On the other hand, the estimated saving is either the lowest price I would pay in a supermarket rather than the cost of buying the organic equivalent from say a farmers market. In other words, the saving to me on a purely financial level is possibly more like £5 a week.
In any case, it will be interesting to see what I can achieve next year. However, as this post is about the past twelve months, here is what I have learned about production:
• Tomatoes really need to be started as early as possible, so that they can be put in the ground the moment the risk of frost is over – and at a reasonable size. In this way, not only should there be more time for the fruit to grow but the plants should be less likely to succumb to blight or other nasties.
• Plants which get in the way of other plants need to come out. Poppy seeds are a nice crop if you have the space but I don’t. I collected enough seeds for perhaps two or three loaves of bread, whereas I could have made several jars with the tomatoes that could have grown in their place.

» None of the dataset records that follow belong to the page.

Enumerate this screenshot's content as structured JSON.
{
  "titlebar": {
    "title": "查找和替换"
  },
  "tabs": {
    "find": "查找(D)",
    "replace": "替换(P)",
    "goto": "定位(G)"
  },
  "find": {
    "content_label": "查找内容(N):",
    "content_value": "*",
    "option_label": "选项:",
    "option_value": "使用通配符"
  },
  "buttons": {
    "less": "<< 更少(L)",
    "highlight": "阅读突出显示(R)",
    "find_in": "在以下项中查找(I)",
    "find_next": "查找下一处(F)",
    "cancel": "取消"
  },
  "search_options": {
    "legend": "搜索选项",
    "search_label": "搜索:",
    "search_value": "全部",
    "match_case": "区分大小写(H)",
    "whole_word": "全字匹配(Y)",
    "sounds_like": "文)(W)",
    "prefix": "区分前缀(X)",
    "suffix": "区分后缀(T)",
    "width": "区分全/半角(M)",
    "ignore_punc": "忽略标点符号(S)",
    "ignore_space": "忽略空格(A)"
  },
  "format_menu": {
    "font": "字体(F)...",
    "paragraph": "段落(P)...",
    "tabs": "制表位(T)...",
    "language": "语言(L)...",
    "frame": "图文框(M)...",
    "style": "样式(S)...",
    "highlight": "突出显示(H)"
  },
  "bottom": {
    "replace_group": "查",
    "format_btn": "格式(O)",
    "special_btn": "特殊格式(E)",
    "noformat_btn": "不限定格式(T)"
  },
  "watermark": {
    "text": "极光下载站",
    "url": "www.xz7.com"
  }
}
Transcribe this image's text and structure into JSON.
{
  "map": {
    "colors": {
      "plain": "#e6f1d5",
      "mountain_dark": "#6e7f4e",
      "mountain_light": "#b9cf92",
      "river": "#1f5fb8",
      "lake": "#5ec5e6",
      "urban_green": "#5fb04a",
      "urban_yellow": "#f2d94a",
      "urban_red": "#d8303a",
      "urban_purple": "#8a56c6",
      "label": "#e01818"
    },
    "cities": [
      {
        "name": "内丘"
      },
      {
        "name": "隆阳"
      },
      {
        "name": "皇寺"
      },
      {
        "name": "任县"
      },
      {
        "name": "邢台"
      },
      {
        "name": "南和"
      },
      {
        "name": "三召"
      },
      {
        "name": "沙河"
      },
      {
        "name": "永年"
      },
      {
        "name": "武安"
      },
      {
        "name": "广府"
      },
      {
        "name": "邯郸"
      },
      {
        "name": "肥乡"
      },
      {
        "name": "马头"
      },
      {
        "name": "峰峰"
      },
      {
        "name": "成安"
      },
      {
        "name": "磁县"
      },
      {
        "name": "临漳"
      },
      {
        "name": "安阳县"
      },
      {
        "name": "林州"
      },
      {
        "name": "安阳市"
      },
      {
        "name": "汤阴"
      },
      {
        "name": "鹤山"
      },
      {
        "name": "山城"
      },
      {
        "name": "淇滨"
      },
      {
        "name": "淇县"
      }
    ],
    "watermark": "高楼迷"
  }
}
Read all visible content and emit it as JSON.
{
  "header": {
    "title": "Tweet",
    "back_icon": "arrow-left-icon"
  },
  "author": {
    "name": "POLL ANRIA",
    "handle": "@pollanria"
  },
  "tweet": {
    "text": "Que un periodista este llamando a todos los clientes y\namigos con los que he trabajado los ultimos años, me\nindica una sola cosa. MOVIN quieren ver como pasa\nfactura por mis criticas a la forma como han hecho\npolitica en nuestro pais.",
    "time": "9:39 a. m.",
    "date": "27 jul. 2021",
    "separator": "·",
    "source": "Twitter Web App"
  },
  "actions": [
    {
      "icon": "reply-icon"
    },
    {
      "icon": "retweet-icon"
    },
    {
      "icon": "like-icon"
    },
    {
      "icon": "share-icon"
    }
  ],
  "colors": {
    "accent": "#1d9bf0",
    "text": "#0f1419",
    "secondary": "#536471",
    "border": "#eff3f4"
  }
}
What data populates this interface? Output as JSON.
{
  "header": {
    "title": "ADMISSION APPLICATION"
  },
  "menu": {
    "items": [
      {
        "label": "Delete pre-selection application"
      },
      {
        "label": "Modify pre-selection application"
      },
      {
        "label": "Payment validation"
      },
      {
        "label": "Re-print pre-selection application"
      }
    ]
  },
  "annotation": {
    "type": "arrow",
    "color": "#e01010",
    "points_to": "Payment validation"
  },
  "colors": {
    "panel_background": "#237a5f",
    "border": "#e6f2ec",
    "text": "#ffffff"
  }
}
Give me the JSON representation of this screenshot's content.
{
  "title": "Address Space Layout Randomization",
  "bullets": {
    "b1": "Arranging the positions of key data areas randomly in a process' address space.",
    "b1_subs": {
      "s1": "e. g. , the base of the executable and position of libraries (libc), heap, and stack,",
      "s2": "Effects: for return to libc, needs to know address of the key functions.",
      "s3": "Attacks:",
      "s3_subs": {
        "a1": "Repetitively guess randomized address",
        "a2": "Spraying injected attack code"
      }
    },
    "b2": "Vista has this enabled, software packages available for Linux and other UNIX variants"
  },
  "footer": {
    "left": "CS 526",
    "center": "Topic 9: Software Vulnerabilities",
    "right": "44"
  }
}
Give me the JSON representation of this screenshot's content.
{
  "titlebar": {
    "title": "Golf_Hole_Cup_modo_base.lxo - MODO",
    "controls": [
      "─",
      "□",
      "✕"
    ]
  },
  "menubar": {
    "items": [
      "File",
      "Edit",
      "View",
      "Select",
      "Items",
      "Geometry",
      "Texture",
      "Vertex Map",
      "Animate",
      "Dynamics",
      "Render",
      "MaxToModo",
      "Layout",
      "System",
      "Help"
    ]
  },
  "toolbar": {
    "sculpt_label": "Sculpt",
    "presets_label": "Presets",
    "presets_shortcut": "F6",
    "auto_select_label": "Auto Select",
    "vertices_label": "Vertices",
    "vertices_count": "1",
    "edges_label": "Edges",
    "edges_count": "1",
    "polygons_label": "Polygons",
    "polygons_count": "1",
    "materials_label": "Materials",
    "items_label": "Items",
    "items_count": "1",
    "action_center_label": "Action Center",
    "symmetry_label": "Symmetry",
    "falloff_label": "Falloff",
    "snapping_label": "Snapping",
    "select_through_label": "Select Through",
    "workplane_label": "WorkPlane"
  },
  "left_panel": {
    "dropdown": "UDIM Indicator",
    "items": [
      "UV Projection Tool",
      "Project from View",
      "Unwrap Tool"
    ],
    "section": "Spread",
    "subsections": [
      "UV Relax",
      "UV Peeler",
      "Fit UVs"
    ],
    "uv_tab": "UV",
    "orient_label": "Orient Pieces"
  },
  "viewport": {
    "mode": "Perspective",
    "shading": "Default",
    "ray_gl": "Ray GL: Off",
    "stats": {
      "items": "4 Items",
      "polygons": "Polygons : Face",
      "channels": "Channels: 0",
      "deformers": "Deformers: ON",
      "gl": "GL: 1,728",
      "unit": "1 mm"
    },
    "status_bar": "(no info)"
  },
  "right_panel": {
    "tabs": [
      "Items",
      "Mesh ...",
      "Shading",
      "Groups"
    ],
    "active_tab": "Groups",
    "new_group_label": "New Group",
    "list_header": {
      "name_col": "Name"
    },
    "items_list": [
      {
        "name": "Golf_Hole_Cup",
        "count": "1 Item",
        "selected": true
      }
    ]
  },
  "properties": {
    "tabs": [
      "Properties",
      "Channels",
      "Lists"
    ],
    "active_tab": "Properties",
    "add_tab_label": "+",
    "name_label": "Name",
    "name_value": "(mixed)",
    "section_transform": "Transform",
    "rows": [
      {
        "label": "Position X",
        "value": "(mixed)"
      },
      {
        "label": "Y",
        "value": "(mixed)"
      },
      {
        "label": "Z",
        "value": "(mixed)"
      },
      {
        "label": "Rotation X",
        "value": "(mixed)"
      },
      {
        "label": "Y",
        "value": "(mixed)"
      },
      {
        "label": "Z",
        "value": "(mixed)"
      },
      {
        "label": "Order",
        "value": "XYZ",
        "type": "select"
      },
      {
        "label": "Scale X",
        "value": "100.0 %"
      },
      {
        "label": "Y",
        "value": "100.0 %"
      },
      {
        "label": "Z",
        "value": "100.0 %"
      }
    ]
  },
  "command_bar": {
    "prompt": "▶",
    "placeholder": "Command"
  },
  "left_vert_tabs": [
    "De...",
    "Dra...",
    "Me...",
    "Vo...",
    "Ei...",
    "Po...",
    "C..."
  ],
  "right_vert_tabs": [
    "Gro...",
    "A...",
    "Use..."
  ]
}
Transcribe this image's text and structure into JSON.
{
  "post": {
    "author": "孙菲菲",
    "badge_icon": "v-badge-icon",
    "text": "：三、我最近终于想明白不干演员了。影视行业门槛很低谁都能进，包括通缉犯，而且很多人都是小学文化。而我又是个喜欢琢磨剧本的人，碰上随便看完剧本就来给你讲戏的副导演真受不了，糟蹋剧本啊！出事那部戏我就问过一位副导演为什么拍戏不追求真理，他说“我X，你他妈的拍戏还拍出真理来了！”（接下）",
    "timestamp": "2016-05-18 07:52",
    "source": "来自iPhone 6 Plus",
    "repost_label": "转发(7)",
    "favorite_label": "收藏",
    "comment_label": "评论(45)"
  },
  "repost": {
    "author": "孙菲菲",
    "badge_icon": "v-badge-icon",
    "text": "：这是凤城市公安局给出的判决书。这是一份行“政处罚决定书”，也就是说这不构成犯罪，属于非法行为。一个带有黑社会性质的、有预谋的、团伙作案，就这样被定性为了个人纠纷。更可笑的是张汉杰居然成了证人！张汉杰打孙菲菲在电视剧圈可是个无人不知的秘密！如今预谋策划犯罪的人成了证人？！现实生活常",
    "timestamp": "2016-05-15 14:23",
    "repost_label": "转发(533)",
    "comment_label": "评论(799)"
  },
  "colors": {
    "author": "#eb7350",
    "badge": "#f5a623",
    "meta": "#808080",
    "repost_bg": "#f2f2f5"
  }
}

• Foraging is a superb way of feeding ourselves. Most of the fruit and leaves need some kind of processing but now we are self-sufficient in preserves and have food which is possibly more nutritious than that which can be grown in the garden (e.g. nettles).
• Hugel beds take a lot of work to build and the wood decomposes very slowly, in the meantime making planting difficult on occasion. The nitrogen loss because of the decomposition process going on under the soil also needs to be compensated for. However, it will hopefully all be worthwhile in a few years’ time.
• Bumblebees do sting. They don’t like me wearing my blue onesie. Maybe that’s a comment on my fashion sense!
• Strawberry jam with added rhubarb is even better than pure strawberry jam.
• I like claytonia, my newest crop. The challenge now is to get my daughter to try it. On the other hand, she has overcome her reluctance to eat homegrown cucumbers.
• Gardening is great, however you undertake it. In these troubled times, it is a few moments of peace and hope.
Best wishes for 2017.